Last week at his charity golf tournament in Los Angeles, Dickerson spoke to ESPN's Arash Markazi about where he'd like to see the Rams play their football in 2016 and beyond. As you might expect for a player who spent his first five seasons playing for the Los Angeles version of the team, Dickerson made it clear he'd like to see the team return to the City of Angels.

"I believe the Rams belong here [in Los Angeles]," Dickerson told ESPN. "That's like the Packers not being in Green Bay. You couldn't imagine that. I just feel like they need to be back in L.A. I go to St. Louis and support them, don't get me wrong. I don't care where they go, I'll still support them, but I would like them back in Los Angeles. I live in Los Angeles and a lot of players live here who played for the Los Angeles Rams."

Fellow legendary running back Marcus Allen echoed Dickerson's sentiments with the addendum that he also believes his former team, the Raiders, would also make sense in returning to Los Angeles. Dickerson said he'd prefer only one team in Los Angeles, with his choice clearly being the Rams.

Of course, it's no secret that there's been plenty of jockeying in the race to return to Los Angeles. Rams owner Stan Kroenke is working to build a nearly $2 billion stadium in Inglewood, while the Raiders and San Diego Chargers are trying to get something done in nearby Carson.

In recent years, Dickerson has offered differing views on the matter, telling TMZ in 2009 that Los Angeles "doesn't deserve a team" but also saying in 2011 that he'd like the Rams back in Los Angeles. Former Rams quarterback Kurt Warner recently told local television station KTVI that he believes the Rams should stay in St. Louis.

So what does it all mean? Not much, at least not in terms of what ultimately will happen with the Rams, Raiders, Chargers and the Los Angeles market. It should be no surprise that players who played for the Los Angeles Rams want to see the team back in Los Angeles and players who played for the St. Louis Rams would like to see them stay put.

In the end, the only opinions that will truly matter are those of the 32 NFL owners deciding the fate of all three teams and the future of football in Los Angeles.

I.C.Y.M.I.

A roundup of the weekend's Rams stories appearing on ESPN.com. ... On Friday, we started the day with a look at how the Rams could catch a break in their Week 1 meeting against Seattle. ... We then finished out series looking at five players who must offer more by examining tight end Lance Kendricks. ... We offered two Twitter mailbags over the weekend with a discussion of whether other teams respect the Rams enough and then the biggest training camp battles the Rams must decipher.

Elsewhere:
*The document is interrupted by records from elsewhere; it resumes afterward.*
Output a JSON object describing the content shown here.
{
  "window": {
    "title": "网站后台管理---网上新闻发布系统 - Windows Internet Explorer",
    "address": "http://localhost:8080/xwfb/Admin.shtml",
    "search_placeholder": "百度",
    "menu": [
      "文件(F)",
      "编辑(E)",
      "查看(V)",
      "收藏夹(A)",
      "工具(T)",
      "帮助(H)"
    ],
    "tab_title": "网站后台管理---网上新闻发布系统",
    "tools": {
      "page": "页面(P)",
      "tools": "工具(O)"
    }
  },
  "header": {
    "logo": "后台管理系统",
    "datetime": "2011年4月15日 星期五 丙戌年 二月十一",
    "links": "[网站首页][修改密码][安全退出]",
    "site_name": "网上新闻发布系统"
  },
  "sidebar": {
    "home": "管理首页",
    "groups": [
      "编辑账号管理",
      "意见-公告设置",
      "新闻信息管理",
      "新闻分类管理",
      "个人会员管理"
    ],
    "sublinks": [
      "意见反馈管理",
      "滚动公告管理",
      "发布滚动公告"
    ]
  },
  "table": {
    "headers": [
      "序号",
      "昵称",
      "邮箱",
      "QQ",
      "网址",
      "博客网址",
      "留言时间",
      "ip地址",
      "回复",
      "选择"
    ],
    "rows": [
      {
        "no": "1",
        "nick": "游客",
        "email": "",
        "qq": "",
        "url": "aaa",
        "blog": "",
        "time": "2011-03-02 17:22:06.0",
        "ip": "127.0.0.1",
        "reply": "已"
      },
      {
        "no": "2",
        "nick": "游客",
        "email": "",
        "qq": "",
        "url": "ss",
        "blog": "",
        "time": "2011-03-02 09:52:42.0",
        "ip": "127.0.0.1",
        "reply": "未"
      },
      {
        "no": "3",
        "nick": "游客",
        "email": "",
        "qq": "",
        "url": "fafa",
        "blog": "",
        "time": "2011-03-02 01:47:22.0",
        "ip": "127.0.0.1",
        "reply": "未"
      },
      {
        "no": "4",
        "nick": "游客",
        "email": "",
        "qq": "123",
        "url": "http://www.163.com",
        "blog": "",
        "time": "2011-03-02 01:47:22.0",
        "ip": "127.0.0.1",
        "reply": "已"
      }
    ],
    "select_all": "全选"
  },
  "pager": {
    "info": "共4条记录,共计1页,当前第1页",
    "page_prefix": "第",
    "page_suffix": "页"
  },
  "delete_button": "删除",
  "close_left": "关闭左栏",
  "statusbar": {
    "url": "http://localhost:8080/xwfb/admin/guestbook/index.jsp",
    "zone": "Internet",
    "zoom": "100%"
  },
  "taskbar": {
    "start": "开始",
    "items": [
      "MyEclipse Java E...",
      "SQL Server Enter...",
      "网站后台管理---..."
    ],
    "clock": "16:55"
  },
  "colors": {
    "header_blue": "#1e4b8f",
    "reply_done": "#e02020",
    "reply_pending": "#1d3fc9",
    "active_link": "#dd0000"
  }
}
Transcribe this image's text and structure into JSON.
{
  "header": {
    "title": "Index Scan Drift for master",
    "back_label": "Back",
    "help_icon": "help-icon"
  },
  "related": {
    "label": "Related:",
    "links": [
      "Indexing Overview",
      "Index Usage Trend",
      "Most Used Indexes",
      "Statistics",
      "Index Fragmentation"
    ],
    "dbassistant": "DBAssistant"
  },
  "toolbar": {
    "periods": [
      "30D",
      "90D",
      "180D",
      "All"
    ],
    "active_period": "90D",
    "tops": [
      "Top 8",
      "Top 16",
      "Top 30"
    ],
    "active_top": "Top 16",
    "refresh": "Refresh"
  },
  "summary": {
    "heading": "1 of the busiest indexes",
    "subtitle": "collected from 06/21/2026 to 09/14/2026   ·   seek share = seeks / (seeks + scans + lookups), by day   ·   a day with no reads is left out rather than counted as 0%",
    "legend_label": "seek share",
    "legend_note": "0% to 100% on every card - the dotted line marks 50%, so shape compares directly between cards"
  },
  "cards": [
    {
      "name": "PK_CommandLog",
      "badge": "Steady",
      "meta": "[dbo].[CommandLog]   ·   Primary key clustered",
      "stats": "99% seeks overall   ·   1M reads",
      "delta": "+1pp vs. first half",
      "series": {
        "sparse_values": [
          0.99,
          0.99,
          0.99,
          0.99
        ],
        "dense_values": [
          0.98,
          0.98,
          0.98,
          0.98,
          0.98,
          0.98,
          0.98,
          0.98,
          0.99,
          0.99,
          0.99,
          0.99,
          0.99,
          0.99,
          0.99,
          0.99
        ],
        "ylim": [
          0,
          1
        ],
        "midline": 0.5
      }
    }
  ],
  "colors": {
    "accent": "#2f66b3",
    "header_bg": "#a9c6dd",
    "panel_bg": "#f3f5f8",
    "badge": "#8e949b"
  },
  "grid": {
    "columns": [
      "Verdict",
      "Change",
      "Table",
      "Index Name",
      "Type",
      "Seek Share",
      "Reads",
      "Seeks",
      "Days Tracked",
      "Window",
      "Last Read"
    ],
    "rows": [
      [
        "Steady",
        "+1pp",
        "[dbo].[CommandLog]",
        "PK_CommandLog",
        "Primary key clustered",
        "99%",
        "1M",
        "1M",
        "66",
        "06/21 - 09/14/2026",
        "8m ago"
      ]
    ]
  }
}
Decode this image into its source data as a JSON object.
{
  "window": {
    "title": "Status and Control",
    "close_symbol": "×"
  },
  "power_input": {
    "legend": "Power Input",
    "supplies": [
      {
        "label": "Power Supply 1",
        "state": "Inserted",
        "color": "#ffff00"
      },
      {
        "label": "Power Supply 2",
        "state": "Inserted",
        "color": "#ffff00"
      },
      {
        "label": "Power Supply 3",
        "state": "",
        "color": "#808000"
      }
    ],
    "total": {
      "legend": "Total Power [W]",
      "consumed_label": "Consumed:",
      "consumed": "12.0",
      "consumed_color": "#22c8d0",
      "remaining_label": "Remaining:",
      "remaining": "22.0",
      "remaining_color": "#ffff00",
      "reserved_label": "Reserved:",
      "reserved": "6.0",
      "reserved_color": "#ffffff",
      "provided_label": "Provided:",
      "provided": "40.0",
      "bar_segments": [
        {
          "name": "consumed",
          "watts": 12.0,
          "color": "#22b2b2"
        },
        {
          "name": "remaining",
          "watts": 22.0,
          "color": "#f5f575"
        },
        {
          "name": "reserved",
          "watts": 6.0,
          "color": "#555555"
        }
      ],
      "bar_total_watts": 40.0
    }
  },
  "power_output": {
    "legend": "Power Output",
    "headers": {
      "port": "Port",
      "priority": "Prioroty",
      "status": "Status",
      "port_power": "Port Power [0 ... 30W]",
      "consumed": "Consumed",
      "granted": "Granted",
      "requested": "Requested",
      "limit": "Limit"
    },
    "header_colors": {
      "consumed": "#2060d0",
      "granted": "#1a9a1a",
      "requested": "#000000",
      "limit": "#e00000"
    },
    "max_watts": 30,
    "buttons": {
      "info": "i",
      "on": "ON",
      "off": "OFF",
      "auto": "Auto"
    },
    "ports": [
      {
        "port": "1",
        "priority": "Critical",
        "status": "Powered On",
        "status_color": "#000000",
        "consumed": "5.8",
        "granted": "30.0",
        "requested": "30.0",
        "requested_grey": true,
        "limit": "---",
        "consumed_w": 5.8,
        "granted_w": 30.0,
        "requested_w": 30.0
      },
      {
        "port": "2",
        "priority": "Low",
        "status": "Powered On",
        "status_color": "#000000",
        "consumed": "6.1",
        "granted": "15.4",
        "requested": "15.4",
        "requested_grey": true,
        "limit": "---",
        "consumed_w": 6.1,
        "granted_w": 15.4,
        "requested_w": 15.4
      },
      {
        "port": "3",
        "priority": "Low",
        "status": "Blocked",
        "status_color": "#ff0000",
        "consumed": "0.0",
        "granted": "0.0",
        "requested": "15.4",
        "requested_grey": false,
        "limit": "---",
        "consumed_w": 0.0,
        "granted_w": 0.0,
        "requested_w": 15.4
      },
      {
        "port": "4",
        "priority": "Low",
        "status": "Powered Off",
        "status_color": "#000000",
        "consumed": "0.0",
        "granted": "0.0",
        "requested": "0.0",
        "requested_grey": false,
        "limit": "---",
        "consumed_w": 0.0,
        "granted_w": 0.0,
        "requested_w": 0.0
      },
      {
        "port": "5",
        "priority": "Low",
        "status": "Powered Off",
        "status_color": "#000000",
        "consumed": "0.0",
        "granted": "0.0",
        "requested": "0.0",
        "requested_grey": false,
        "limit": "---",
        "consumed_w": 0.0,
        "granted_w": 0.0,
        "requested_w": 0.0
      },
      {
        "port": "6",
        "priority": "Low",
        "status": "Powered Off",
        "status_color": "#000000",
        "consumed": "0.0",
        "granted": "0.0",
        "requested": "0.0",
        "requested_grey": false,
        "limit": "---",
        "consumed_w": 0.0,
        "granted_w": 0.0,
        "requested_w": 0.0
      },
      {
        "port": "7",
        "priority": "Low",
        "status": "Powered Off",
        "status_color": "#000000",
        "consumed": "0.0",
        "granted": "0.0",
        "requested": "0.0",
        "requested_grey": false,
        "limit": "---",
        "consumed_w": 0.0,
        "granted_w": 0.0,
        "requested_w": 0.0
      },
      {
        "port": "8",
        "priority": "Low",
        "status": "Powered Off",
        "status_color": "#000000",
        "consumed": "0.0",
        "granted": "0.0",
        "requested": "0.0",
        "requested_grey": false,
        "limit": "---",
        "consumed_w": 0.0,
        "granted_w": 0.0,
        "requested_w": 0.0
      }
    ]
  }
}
At Grantland.com, Bill Barnwell writes that defensive end Robert Quinn is still a force to be feared.

Defensive end Chris Long joined Ryen Russillo for his weekly irreverent radio appearance on the show.

NFL Insider Mike Sando looks at the top five debates from the QB tier rankings.

At stltoday.com, Bernie Miklasz writes that adding quarterback Nick Foles is no sure thing for elevating the Rams to the next level.

101sports.com wonders whether the Los Angeles rumors will be a distraction for the Rams during training camp.